In recent times (for almost two years and for the most personal of reasons) I have paid only limited attention to the output of television, turning to it mainly for news and information. But gradually I have returned a little bit at a time to watching television, seeking out the more dramatic as well as the relaxing and entertaining aspects.
In recent weeks I acquired a free subscription to Apple TV and, although I am still not letting tv take over in the way it used to, a few things have whetted my appetite.
Something which was becoming fashionable prior to my sabbatical from television has grown in dominance but I have identified a change, which I am sure is present now in many outlets but I am going to drill down to two very particular examples of drama series which have taken my eye.
The trend I have identified in recent years is the strong female lead but it tended to turn up mainly in gritty crime/detective series and the like. However, the two examples which caught my attention recently could not be further removed from such roles.
I refer to two colourful, high production value, costume drama period pieces of a very particular type. As my television bandwidth is pretty narrow (Freeview and now Apple TV) there may be more examples but I refer to one from terrestrial tv, The Great (Channel 4, Sundays) and one other, Dickinson on Apple TV (new episodes each Friday).

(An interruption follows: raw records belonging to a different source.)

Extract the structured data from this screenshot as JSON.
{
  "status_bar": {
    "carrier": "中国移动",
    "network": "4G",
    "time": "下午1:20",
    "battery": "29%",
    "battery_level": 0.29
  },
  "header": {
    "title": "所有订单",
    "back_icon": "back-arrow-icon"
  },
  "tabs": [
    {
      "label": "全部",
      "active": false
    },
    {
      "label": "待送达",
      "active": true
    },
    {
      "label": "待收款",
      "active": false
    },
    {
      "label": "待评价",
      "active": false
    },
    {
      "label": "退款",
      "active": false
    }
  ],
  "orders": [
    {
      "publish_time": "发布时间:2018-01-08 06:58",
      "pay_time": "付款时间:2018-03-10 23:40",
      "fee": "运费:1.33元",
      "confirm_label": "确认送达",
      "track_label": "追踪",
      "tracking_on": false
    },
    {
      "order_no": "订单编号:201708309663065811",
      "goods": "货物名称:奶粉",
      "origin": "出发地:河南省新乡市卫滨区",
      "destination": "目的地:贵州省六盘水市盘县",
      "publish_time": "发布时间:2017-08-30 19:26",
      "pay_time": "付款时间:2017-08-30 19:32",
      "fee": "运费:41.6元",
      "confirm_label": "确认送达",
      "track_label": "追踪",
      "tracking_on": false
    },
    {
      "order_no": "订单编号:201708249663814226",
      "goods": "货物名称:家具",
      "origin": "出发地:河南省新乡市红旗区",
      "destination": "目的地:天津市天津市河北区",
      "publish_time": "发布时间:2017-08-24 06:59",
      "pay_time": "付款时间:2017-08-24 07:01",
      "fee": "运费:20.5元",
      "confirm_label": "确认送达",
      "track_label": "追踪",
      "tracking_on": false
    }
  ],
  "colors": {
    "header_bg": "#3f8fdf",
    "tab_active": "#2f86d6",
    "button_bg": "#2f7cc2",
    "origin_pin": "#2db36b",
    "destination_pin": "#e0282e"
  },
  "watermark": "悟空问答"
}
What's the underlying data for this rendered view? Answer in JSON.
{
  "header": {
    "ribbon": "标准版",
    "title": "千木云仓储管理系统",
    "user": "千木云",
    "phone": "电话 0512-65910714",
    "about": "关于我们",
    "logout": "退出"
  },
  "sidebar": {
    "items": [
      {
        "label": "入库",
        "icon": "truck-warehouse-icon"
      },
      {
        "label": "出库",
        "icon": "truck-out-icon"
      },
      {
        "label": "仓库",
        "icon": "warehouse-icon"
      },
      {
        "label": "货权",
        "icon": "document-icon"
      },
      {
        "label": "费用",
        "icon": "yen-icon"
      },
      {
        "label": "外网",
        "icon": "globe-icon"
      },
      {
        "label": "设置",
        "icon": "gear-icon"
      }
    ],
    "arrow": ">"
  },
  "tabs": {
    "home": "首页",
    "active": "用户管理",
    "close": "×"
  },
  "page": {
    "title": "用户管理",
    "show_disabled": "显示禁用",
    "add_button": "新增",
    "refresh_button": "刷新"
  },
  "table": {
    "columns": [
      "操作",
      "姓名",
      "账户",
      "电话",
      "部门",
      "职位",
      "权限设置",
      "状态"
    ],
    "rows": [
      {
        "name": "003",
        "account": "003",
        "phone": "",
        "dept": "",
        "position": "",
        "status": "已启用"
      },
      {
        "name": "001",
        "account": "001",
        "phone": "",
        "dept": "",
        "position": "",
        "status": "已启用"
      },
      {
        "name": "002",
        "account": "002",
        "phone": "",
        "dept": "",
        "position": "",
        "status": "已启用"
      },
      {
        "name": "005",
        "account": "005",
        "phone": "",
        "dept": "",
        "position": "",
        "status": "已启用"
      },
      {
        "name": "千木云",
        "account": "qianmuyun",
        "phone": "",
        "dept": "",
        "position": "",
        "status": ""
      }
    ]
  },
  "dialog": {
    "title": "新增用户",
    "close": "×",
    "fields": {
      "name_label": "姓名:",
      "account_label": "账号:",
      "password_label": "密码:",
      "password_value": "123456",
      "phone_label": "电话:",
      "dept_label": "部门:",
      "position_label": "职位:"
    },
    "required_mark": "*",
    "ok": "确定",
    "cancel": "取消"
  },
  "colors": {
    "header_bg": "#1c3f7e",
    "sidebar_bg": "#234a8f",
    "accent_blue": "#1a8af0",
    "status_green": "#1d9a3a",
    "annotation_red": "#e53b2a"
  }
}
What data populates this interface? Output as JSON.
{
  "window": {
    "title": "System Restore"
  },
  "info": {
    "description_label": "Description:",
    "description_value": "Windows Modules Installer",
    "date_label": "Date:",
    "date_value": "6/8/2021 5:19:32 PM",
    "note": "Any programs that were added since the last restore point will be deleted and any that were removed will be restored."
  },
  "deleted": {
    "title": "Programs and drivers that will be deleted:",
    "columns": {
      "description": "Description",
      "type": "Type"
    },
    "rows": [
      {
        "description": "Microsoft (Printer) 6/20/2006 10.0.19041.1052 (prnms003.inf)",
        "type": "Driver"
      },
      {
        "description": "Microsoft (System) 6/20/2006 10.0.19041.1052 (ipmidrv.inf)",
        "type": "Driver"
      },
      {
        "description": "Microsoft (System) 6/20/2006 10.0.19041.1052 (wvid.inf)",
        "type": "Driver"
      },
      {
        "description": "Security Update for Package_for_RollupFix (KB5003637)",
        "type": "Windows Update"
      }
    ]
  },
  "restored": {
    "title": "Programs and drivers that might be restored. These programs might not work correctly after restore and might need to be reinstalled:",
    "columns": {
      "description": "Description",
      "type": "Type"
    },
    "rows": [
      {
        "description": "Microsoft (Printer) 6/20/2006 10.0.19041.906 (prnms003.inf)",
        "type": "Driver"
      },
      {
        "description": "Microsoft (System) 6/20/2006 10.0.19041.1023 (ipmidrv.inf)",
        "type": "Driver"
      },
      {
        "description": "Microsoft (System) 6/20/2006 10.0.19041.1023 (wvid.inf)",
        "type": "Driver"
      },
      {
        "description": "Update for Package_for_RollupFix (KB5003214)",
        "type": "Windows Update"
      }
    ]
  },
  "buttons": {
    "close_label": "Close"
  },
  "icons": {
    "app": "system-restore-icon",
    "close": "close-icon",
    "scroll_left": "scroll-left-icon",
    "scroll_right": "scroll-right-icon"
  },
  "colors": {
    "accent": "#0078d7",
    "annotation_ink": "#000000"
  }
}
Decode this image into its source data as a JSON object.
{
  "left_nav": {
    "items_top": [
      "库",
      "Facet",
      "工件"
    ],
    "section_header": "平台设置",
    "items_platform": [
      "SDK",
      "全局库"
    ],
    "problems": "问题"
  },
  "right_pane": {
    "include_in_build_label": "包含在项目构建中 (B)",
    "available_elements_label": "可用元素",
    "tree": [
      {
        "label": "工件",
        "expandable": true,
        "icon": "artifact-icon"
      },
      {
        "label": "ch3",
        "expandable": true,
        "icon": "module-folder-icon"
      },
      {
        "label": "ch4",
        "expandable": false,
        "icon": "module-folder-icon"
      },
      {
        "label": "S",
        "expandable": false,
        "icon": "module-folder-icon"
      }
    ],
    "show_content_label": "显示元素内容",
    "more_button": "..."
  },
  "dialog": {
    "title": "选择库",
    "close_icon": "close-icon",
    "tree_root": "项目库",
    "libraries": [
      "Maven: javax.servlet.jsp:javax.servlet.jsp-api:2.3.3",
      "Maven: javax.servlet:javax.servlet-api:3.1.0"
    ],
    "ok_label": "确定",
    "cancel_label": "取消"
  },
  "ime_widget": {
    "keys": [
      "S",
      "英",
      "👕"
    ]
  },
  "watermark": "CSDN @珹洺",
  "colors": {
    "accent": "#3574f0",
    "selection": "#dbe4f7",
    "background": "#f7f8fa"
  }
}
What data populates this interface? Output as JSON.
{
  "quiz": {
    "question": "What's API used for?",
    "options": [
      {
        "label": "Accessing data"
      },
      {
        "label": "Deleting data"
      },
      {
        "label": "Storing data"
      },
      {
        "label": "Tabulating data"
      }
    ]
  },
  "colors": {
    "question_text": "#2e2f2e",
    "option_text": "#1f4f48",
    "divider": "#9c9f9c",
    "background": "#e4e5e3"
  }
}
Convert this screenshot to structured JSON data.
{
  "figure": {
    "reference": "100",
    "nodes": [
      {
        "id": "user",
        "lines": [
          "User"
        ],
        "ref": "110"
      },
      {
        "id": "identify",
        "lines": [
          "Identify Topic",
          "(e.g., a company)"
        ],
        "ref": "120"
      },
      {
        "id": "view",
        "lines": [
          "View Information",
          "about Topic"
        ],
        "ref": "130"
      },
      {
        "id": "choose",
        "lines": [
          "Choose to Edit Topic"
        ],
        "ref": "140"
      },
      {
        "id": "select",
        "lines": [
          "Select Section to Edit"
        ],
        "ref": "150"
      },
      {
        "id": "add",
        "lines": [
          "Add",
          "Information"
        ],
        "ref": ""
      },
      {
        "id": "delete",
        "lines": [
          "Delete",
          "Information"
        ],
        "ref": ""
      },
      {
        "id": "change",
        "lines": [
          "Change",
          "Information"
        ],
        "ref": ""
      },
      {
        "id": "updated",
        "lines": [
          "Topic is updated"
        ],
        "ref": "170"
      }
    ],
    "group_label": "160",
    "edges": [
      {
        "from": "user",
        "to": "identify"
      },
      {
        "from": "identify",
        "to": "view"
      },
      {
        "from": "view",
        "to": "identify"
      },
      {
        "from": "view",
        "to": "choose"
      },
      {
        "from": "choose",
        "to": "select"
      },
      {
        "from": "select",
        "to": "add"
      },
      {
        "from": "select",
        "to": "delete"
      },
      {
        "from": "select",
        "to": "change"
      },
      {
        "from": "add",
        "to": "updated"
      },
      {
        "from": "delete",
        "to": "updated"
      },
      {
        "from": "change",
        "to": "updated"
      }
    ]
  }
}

For anyone who doesn’t know what it’s about, The Great is described as a comedy period drama and ‘an occasionally true story’ of the marriage of Catherine (later to become the Great) to the Emperor Peter III (the not-so-great) of Russia. It is lots of fun most of the time (and a tad ribald, Certificate 18+) but, without giving away any spoilers, I recently saw episode 5 which was unsparing in its depiction of the heartlessness and pointlessness of war. Horrible things happen in other episodes too but that particular episode got to me.
I think the only other part of a comedy series that had a similar effect on me was the finale of Blackadder Goes Fourth.
There, however, the similarity ends. In The Great we have a female lead in Elle Fanning who, even with a strong and talented cast around her, is the fascinating centre of attention. She does not over-act. The camera loves her face which is a thing of wonder whether expressing amusement, sadness, puzzlement, passion or disappointment. She is also an executive producer of all 10 episodes.
Dickinson stars Hailee Steinfield as Emily Dickinson, the reclusive poet. As with Elle Fanning in The Great, Hailee Steinfield’s face dominates this production. As with The Great, a fabulous cast of actors and high production value in sets, lighting, sound and camera work surround but do not dominate the presence of Steinfield in the central role. As with Elle in The Great, Hailee is one of the executive producers of Dickinson.
She sometimes underplays or is completely still as befits the character she plays, yet effortlessly holds the viewer’s attention. The fact she sometimes underplays has the effect of increasing the comedy or dramatic impact when she does let herself go, either in her imagination or in comedic situations such as last week’s visit to a spa.
I could go on at length but really wanted to focus just on the strength of these female lead roles.
Before closing, the only other matter I shall mention is the music and dialogue. I don’t know if this is something liberated by the spirit of Hamilton – the Musical, but in both these series I have noticed a crossover between music and something more contemporary, including hip-hop. The dialogue is of a similar hybrid.
I do recommend you catch both shows if you haven’t already done so.
And, with that, I bid you farewell on current television meandering, with the reminder that there are just two of these daily blog posts to go, to complete the belated Advent Blog series. Then there will be just weekly blogs for the foreseeable…what am I saying? Nothing is foreseeable!
Bye for now.